Hyaluronic acid is a molecule produced by our body often used in drugs, supplements and cosmetics to restore the function of the joints or to counteract wrinkles and signs of aging.
Hyaluronic acid is a molecule produced by our body, represents the main component of the extracellular matrix and is involved in tissue regeneration and wound healing.
What is hyaluronic acid
Hyaluronic acid is a high molecular weight polysaccharide of the group of glycosaminoglycans, formed by a linear chain, consisting of disaccharide units of N-acetylglucosamine and glucuronic acid.
It is a molecule synthesized by our body to moisturize and protect tissues and is one of the main components of connective tissues on which it performs, together with collagen and elastin, an important structural function, giving the skin its particular properties of resistance, plasticity, turgor and density.

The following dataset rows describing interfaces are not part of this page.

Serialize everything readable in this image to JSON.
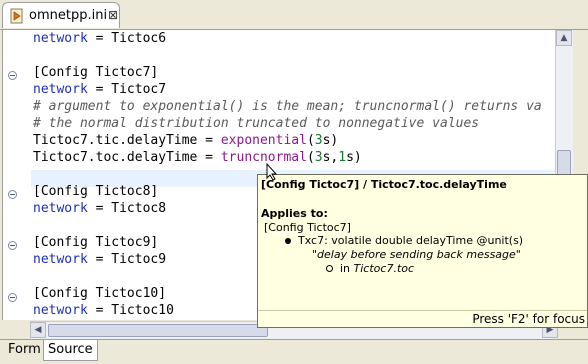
{
  "tab": {
    "filename": "omnetpp.ini",
    "close_glyph": "⊠",
    "icon": "ini-file-icon"
  },
  "editor": {
    "lines": [
      {
        "parts": [
          {
            "t": "network",
            "c": "kw"
          },
          {
            "t": " = Tictoc6",
            "c": ""
          }
        ]
      },
      {
        "parts": [
          {
            "t": "[Config Tictoc7]",
            "c": ""
          }
        ]
      },
      {
        "parts": [
          {
            "t": "network",
            "c": "kw"
          },
          {
            "t": " = Tictoc7",
            "c": ""
          }
        ]
      },
      {
        "parts": [
          {
            "t": "# argument to exponential() is the mean; truncnormal() returns va",
            "c": "cm"
          }
        ]
      },
      {
        "parts": [
          {
            "t": "# the normal distribution truncated to nonnegative values",
            "c": "cm"
          }
        ]
      },
      {
        "parts": [
          {
            "t": "Tictoc7.tic.delayTime = ",
            "c": ""
          },
          {
            "t": "exponential",
            "c": "fn"
          },
          {
            "t": "(",
            "c": ""
          },
          {
            "t": "3",
            "c": "num"
          },
          {
            "t": "s)",
            "c": ""
          }
        ]
      },
      {
        "parts": [
          {
            "t": "Tictoc7.toc.delayTime = ",
            "c": ""
          },
          {
            "t": "truncnormal",
            "c": "fn"
          },
          {
            "t": "(",
            "c": ""
          },
          {
            "t": "3",
            "c": "num"
          },
          {
            "t": "s,",
            "c": ""
          },
          {
            "t": "1",
            "c": "num"
          },
          {
            "t": "s)",
            "c": ""
          }
        ]
      },
      {
        "parts": []
      },
      {
        "parts": [
          {
            "t": "[Config Tictoc8]",
            "c": ""
          }
        ]
      },
      {
        "parts": [
          {
            "t": "network",
            "c": "kw"
          },
          {
            "t": " = Tictoc8",
            "c": ""
          }
        ]
      },
      {
        "parts": []
      },
      {
        "parts": [
          {
            "t": "[Config Tictoc9]",
            "c": ""
          }
        ]
      },
      {
        "parts": [
          {
            "t": "network",
            "c": "kw"
          },
          {
            "t": " = Tictoc9",
            "c": ""
          }
        ]
      },
      {
        "parts": []
      },
      {
        "parts": [
          {
            "t": "[Config Tictoc10]",
            "c": ""
          }
        ]
      },
      {
        "parts": [
          {
            "t": "network",
            "c": "kw"
          },
          {
            "t": " = Tictoc10",
            "c": ""
          }
        ]
      }
    ]
  },
  "tooltip": {
    "header": "[Config Tictoc7] / Tictoc7.toc.delayTime",
    "applies_to": "Applies to:",
    "config": "[Config Tictoc7]",
    "param": "Txc7: volatile double delayTime @unit(s)",
    "description": "\"delay before sending back message\"",
    "location_prefix": "in ",
    "location": "Tictoc7.toc",
    "footer": "Press 'F2' for focus"
  },
  "bottom_tabs": {
    "form": "Form",
    "source": "Source"
  },
  "scroll": {
    "up": "▲",
    "down": "▼",
    "left": "◀",
    "right": "▶"
  }
}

Hyaluronic acid is a fundamental component of the synovial fluid that is located inside the joints with the aim of protecting the cartilages from wear and excessive loads. The synovial fluid, in addition to cushioning the movements, ensures nourishment to the cartilage, accelerating its reparative processes.
Joint aging, as well as skin aging are associated with a decrease in the production of hyaluronic acid. Its deficiency leads to dehydration and weakening of the tissue structure, factors responsible for the formation of wrinkles and sagging skin.
Where is hyaluronic acid found
In the human body it is found in the skin, in the vitreous humor of the eyes (of which it maintains hydration); in cartilage, tendons and joints; in the umbilical cord and walls of the aorta.
The discovery of hyaluronic acid is due to Karl Meyer and his assistant, John Palmer, who in 1934 isolated it from the vitreous body of a cattle’s eye. In the 70s and until a few years ago, this molecule was extracted exclusively by bacterial fermentation from the crest of roosters.
Today, hyaluronic acid of avian origin is flanked by that extracted by a fermentation process of bacteria on a plant substrate. Modern production techniques allow the synthesis of different types of hyaluronic acid with different characteristics and fields of application.
Properties and uses of hyaluronic acid
The chemical structure of hyaluronic acid gives this molecule properties that make it particularly useful both in the medical and aesthetic fields, in particular to increase the plasticity of tissues, improve the functionality of joints and ensure hydration and skin tone.
Since its concentration in the tissues tends to decrease with advancing age, it often resorts to hyaluronic acid injections in orthopedic surgery to restore joint function and in and aesthetic dermatology in order to eliminate wrinkles and prevent skin aging.
In the orthopedic field, intra-articular injections of hyaluronic acid, called viscosupplementation, are performed when the synovialfluid loses its properties of elasticity and viscosity in the joints affected by severe arthrosis. In aesthetic medicine it is instead used in the form of an injectable filler to correct small skin imperfections.
In otological surgery, hyaluronic acid is used as a regenerator of perforated tympanic membranes. Hyaluric acid is found in artificial tear formulations useful for moisturizing the eye.
Ointments and creams based on hyaluronic acid available in pharmacies (connectivin) are used to heal and heal small wounds and skin excoriations.
On the market are also available food supplements and cosmetic products and anti-aging action for the face and body, for its moisturizing and anti-wrinkle properties.
Inside cosmetic products it can be added with different molecular weights and, consequently, with different ability to cross the stratum corneum.
- When its molecular weight is high, since it cannot penetrate the stratum corneum of the skin, it forms an invisible film capable of blocking the evaporation of water, counteracting skin dehydration.
- If its molecular weight is medium, it penetrates through the skin and provides the water necessary to preserve turgor and firmness to the skin.
- Finally, if its molecular weight is low enough, it is able to reach the subcutaneous layers, stimulating the production of collagen, a protein that gives resistance to tissues, thus determining a temporary filling and smoothing of small wrinkles.
By stimulating the formation of collagen and connective tissue, hyaluronic acid is considered an anti-shock molecule with a lubricating, healing and anti-inflammatory action, as it prevents damage due to physical stress and hinders the free spread of particular substances, such as bacteria and infectious agents.
Contraindications of hyaluronic acid
Being a natural constituent of connective tissues, hyaluronic acid in itself, does not produce obvious side effects and does not present particular contraindications of use. Any side effects associated with its clinical, aesthetic and health use should therefore not be sought in the substance itself, but rather in the way in which it is administered.